Download Restriction: no

Article provided by Nepal Rastra Bank, Research Department in its journal NRB Economic Review.

Volume (Year): 22 (2010)
Issue (Month): (April)
Pages: 1-18

as
in new window

Handle: RePEc:nrb:journl:v:22:y:2010:p:1-18
Contact details of provider: Web page: http://www.nrb.org.np/ecorev/
Email:


More information through EDIRC

References listed on IDEAS
Please report citation or reference errors to , or , if you are the registered author of the cited work, log in to your RePEc Author Service profile, click on "citations" and make appropriate adjustments.:

as in new window
  1. Alexander F. Tieman, 2004. "Interest Rate Pass-Through in Romania and Other Central European Economies," IMF Working Papers 04/211, International Monetary Fund.
  2. Dickey, David A & Fuller, Wayne A, 1981. "Likelihood Ratio Statistics for Autoregressive Time Series with a Unit Root," Econometrica, Econometric Society, vol. 49(4), pages 1057-72, June.
  3. Xin Long & Mangal Goswami & Andreas Jobst, 2009. "An Investigation of Some Macro-Financial Linkages of Securitization," IMF Working Papers 09/26, International Monetary Fund.
  4. Johansen, Soren, 1991. "Estimation and Hypothesis Testing of Cointegration Vectors in Gaussian Vector Autoregressive Models," Econometrica, Econometric Society, vol. 59(6), pages 1551-80, November.
Full references (including those not matched with items on IDEAS)

This item is not listed on Wikipedia, on a reading list or among the top items on IDEAS.

When requesting a correction, please mention this item's handle: RePEc:nrb:journl:v:22:y:2010:p:1-18. See general information about how to correct material in RePEc.

For technical questions regarding this item, or to correct its authors, title, abstract, bibliographic or download information, contact: (Dr. Bishnu Prasad Gautam)

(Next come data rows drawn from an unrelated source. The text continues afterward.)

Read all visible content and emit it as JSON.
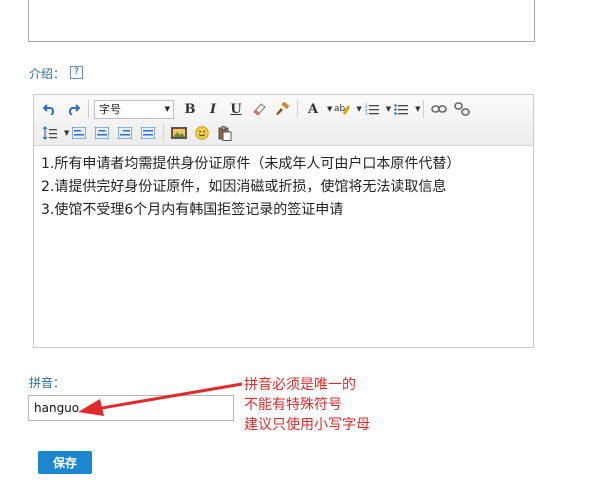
{
  "intro": {
    "label": "介绍：",
    "help": "?"
  },
  "toolbar": {
    "fontsize_value": "字号",
    "bold": "B",
    "italic": "I",
    "underline": "U",
    "forecolor": "A"
  },
  "editor": {
    "lines": [
      "1.所有申请者均需提供身份证原件（未成年人可由户口本原件代替）",
      "2.请提供完好身份证原件，如因消磁或折损，使馆将无法读取信息",
      "3.使馆不受理6个月内有韩国拒签记录的签证申请"
    ]
  },
  "pinyin": {
    "label": "拼音：",
    "value": "hanguo"
  },
  "annotation": {
    "lines": [
      "拼音必须是唯一的",
      "不能有特殊符号",
      "建议只使用小写字母"
    ],
    "color": "#e02b2b"
  },
  "save": {
    "label": "保存",
    "color": "#1d86d1"
  }
}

If you have authored this item and are not yet registered with RePEc, we encourage you to do it here. This allows to link your profile to this item. It also allows you to accept potential citations to this item that we are uncertain about.

If references are entirely missing, you can add them using this form.

If the full references list an item that is present in RePEc, but the system did not link to it, you can help with this form.

If you know of missing items citing this one, you can help us creating those links by adding the relevant references in the same way as above, for each refering item. If you are a registered author of this item, you may also want to check the "citations" tab in your profile, as there may be some citations waiting for confirmation.

Please note that corrections may take a couple of weeks to filter through the various RePEc services.

This information is provided to you by IDEAS at the Research Division of the Federal Reserve Bank of St. Louis using RePEc data.